GDPR (General Data Protection Regulation) came in with a bang and many people were left lost and confused with what they were and were not allowed to do anymore. One area that this massively affected was the management processes around personal data protection; compliance is compulsory and there are some hefty penalties in place for those who do not comply.
For those not familiar with GDPR, this is what replaced the Data Protection Act that was in place from 1998 onwards. GDPR was put in place primarily to allow people to have the control that they deserve over their own personal data, giving those who have had their information stored by third party’s legal rights over it.

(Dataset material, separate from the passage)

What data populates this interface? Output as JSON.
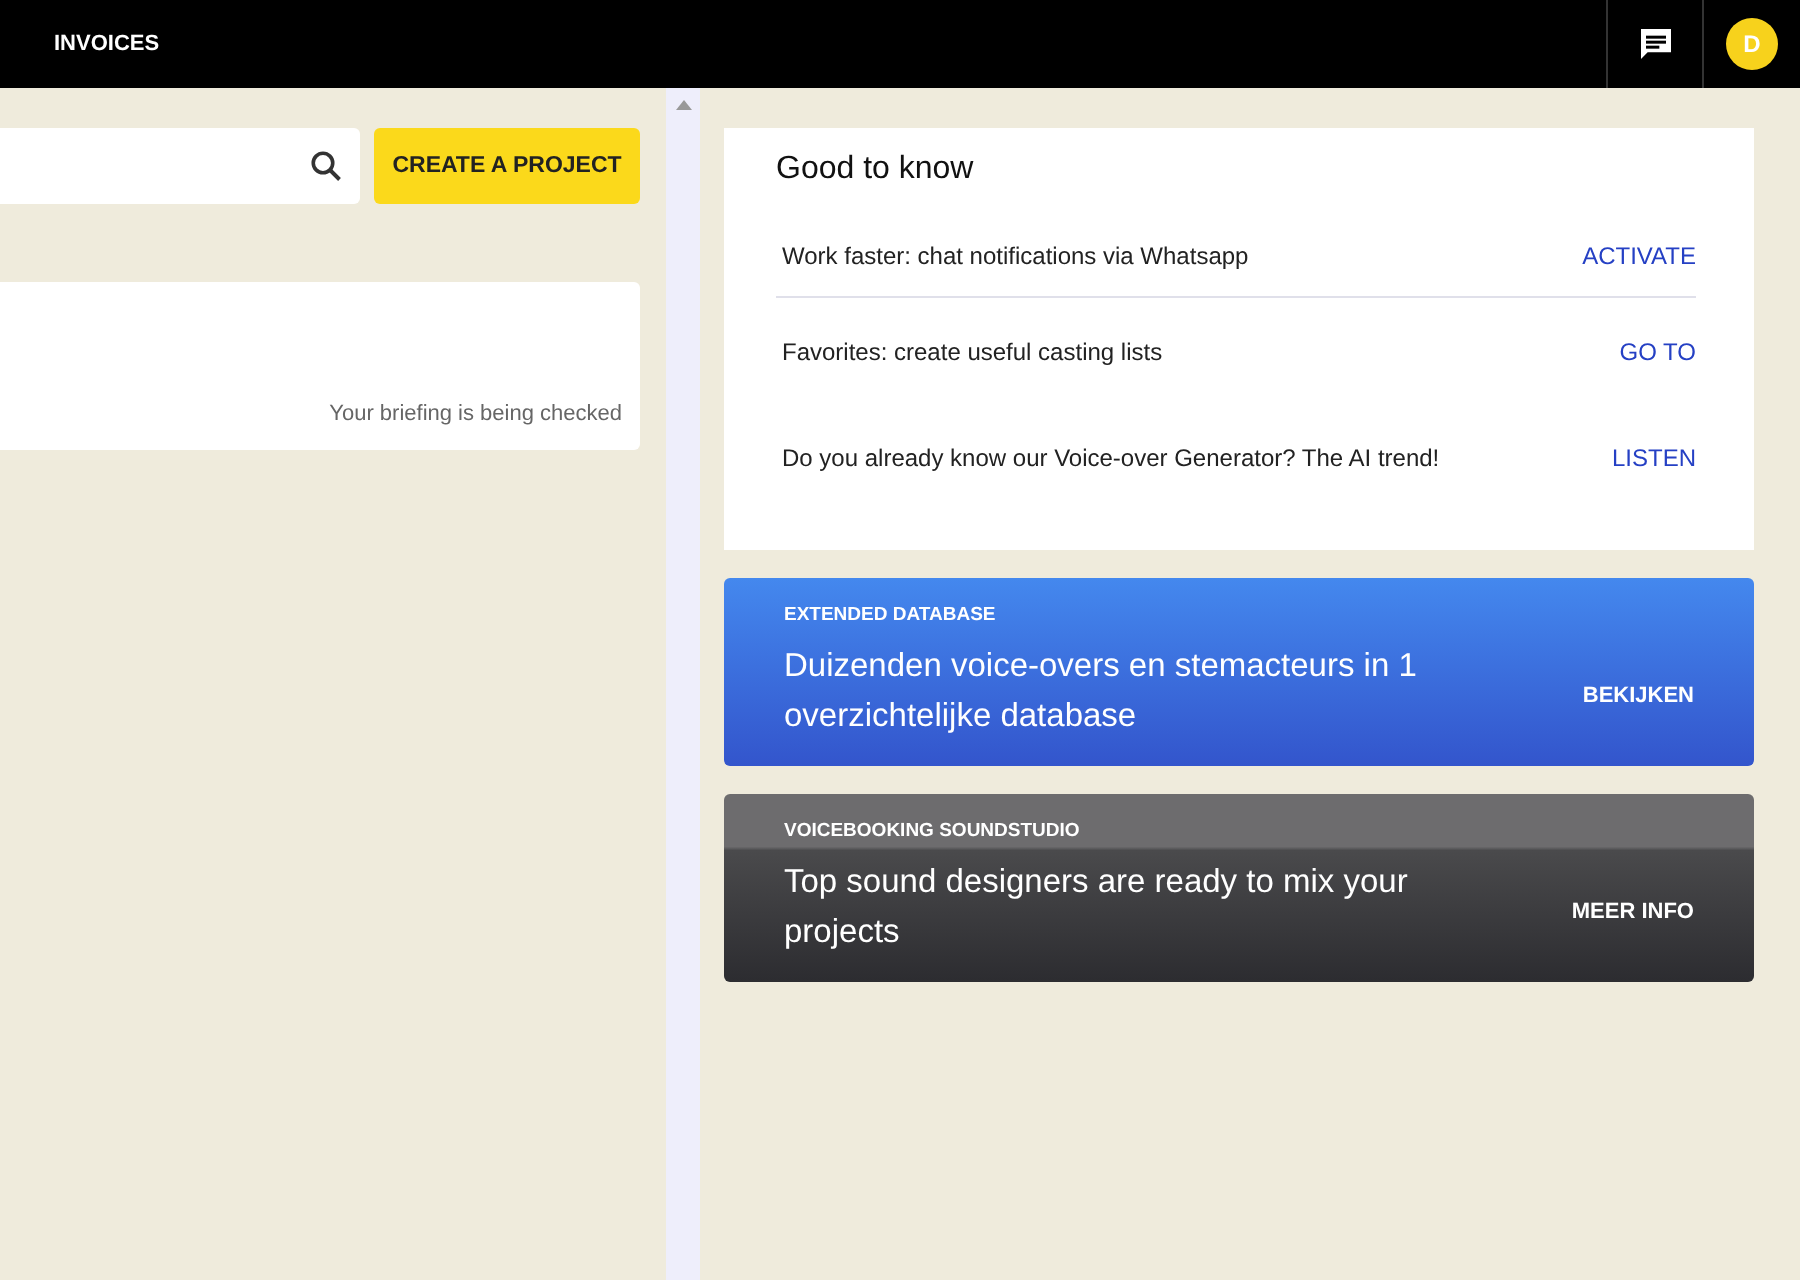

GDPR specifically states that any personal information stored must be securely deleted once it’s no longer required for the purpose that it was obtained for. This means that organisations must ensure that confidentiality and compliance are maintained from the start (when and how you obtain the information) right until the very end (when you correctly dispose of the information when it’s no longer needed).

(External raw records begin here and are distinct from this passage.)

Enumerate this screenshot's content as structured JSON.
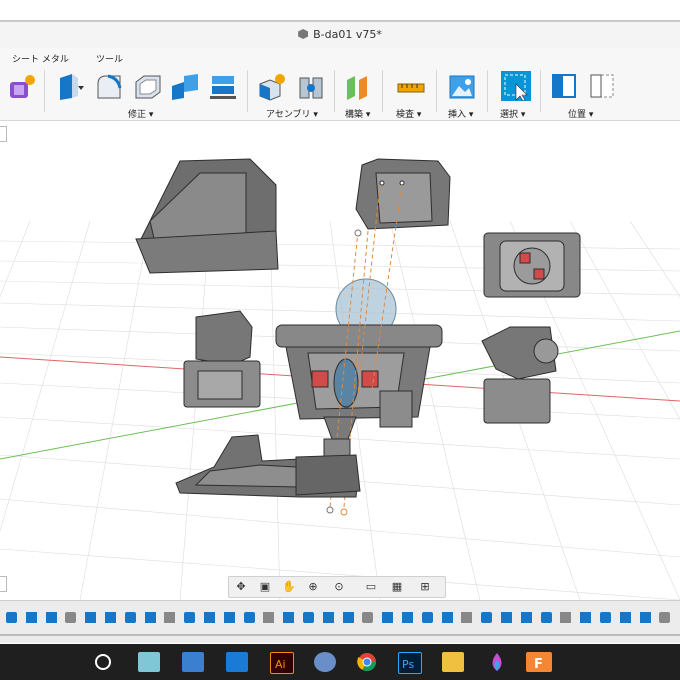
{
  "window": {
    "title": "B-da01 v75*"
  },
  "ribbon": {
    "sheet_metal_tab": "シート メタル",
    "tools_tab": "ツール",
    "groups": {
      "modify": "修正 ▾",
      "assemble": "アセンブリ ▾",
      "construct": "構築 ▾",
      "inspect": "検査 ▾",
      "insert": "挿入 ▾",
      "select": "選択 ▾",
      "position": "位置 ▾"
    },
    "icons": [
      "create-sheet-icon",
      "press-pull-icon",
      "fillet-icon",
      "shell-icon",
      "combine-icon",
      "align-icon",
      "new-component-icon",
      "joint-icon",
      "offset-plane-icon",
      "measure-icon",
      "insert-image-icon",
      "select-icon",
      "capture-position-icon",
      "revert-position-icon"
    ]
  },
  "navbar": {
    "icons": [
      "orbit-icon",
      "look-at-icon",
      "pan-icon",
      "zoom-window-icon",
      "fit-icon",
      "display-settings-icon",
      "grid-settings-icon",
      "viewports-icon"
    ]
  },
  "taskbar": {
    "icons": [
      "cortana-icon",
      "task-view-icon",
      "store-icon",
      "mail-icon",
      "illustrator-icon",
      "paint-icon",
      "chrome-icon",
      "photoshop-icon",
      "file-explorer-icon",
      "color-drop-icon",
      "fusion360-icon"
    ]
  },
  "colors": {
    "accent": "#0696d7",
    "part_gray": "#6e6e6e",
    "part_red": "#d24b4b",
    "axis_red": "#e06666",
    "axis_green": "#6bbf59",
    "taskbar": "#1f1f1f"
  }
}
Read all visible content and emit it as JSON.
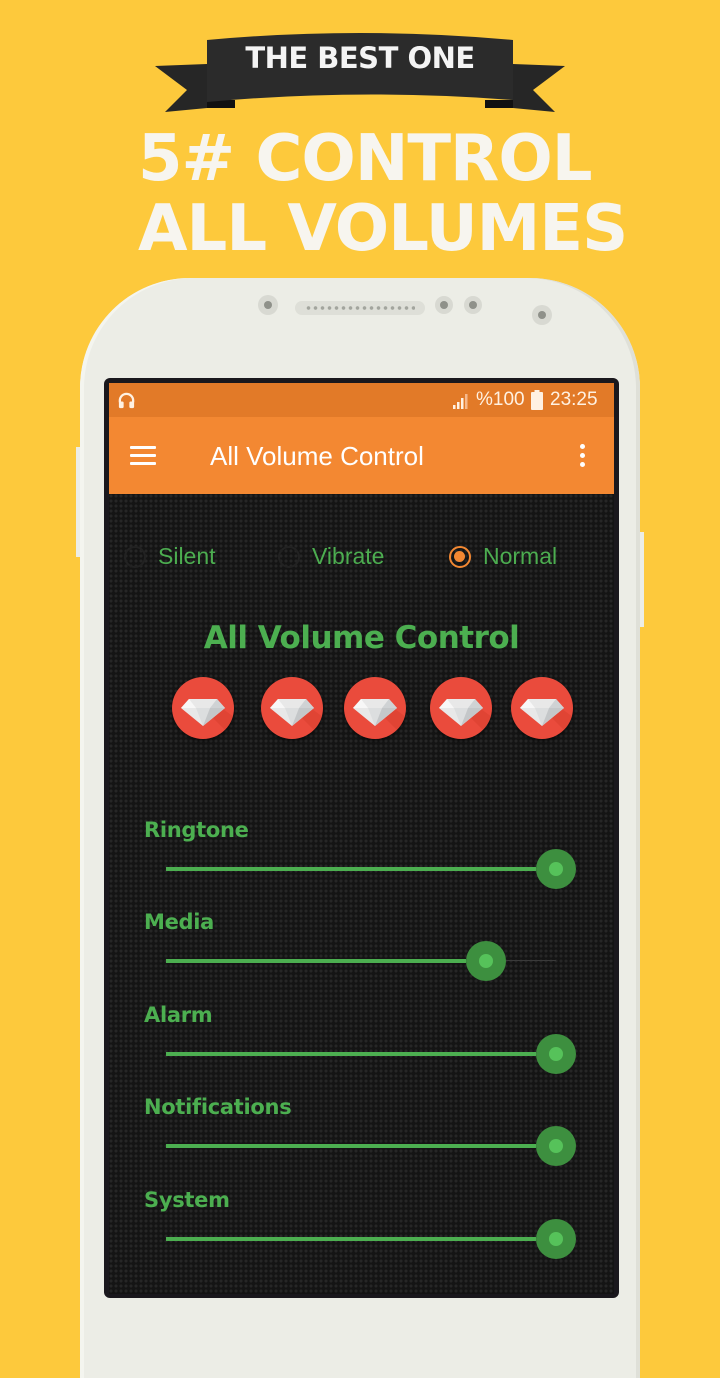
{
  "promo": {
    "banner_text": "THE BEST ONE",
    "headline_line1": "5# CONTROL",
    "headline_line2": "ALL VOLUMES"
  },
  "status_bar": {
    "left_icon": "headphones-icon",
    "signal_icon": "signal-icon",
    "battery_text": "%100",
    "battery_icon": "battery-icon",
    "time": "23:25"
  },
  "app_bar": {
    "menu_icon": "hamburger-menu-icon",
    "title": "All Volume Control",
    "more_icon": "more-vert-icon"
  },
  "ringer_modes": {
    "options": [
      {
        "label": "Silent",
        "checked": false
      },
      {
        "label": "Vibrate",
        "checked": false
      },
      {
        "label": "Normal",
        "checked": true
      }
    ]
  },
  "main": {
    "title": "All Volume Control",
    "gem_buttons": [
      {
        "icon": "diamond-icon"
      },
      {
        "icon": "diamond-icon"
      },
      {
        "icon": "diamond-icon"
      },
      {
        "icon": "diamond-icon"
      },
      {
        "icon": "diamond-icon"
      }
    ],
    "volumes": [
      {
        "label": "Ringtone",
        "level_percent": 100
      },
      {
        "label": "Media",
        "level_percent": 82
      },
      {
        "label": "Alarm",
        "level_percent": 100
      },
      {
        "label": "Notifications",
        "level_percent": 100
      },
      {
        "label": "System",
        "level_percent": 100
      }
    ]
  },
  "colors": {
    "background": "#fdc93c",
    "app_bar": "#f38832",
    "status_bar": "#e27a28",
    "accent_green": "#4caf50",
    "gem_red": "#ea4b3c"
  }
}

Contrary to a few miscommunications floating around, although GDPR is an EU directive, meaning that it affects all businesses within both the EU and UK, GDPR also applies to any businesses outside these areas who carry EU and UK data. Furthermore, once the pending withdrawal from the EU is complete, the UK will still have to remain GDPR compliant.
Because of all of this, it’s recommended that businesses seriously review their existing management processes for the data that they’re storing and/or disposing of.
One of the key ways that businesses fall short is in their disposal methods. Destroying their sensitive information is absolutely vital when it comes to GDPR and something as simple as keeping on top of your paper shredding can really make a massive difference.
Although many companies take the traditional method of just buying a paper shredder, choosing to keep it in the office and delegate this task to a specific employee. In reality it can actually be incredibly cost-effective to outsource this process to a third party; additionally ensuring that there’s no room for human error and the process is completely secure.
Shredding is the absolute minimum that must be done when disposing of any documents that are no longer necessary in order to be compliant with the law. But, something that’s often overlooked with standard office shredders is that a lot of the time they only cut into vertical strips, which, for a person with a bit of patience, can be stuck back together.
There’s some good news, however, if you’re all set on taking care of your paper shredding on-site, there are industry-standard shredding machines that don’t just cut vertically and can deal with 6000kgs of paper per hour which renders any document completely illegible. Plus there are companies available that will take care of the issue for you; one example is On Time Shred Paper Shredding Services.
So, with all this in mind? Are your current processes completely compliant with GDPR? If not, we hope that this article has helped to identify the points that you need to address and now you’ll not only know what you need to do but understand why it’s important.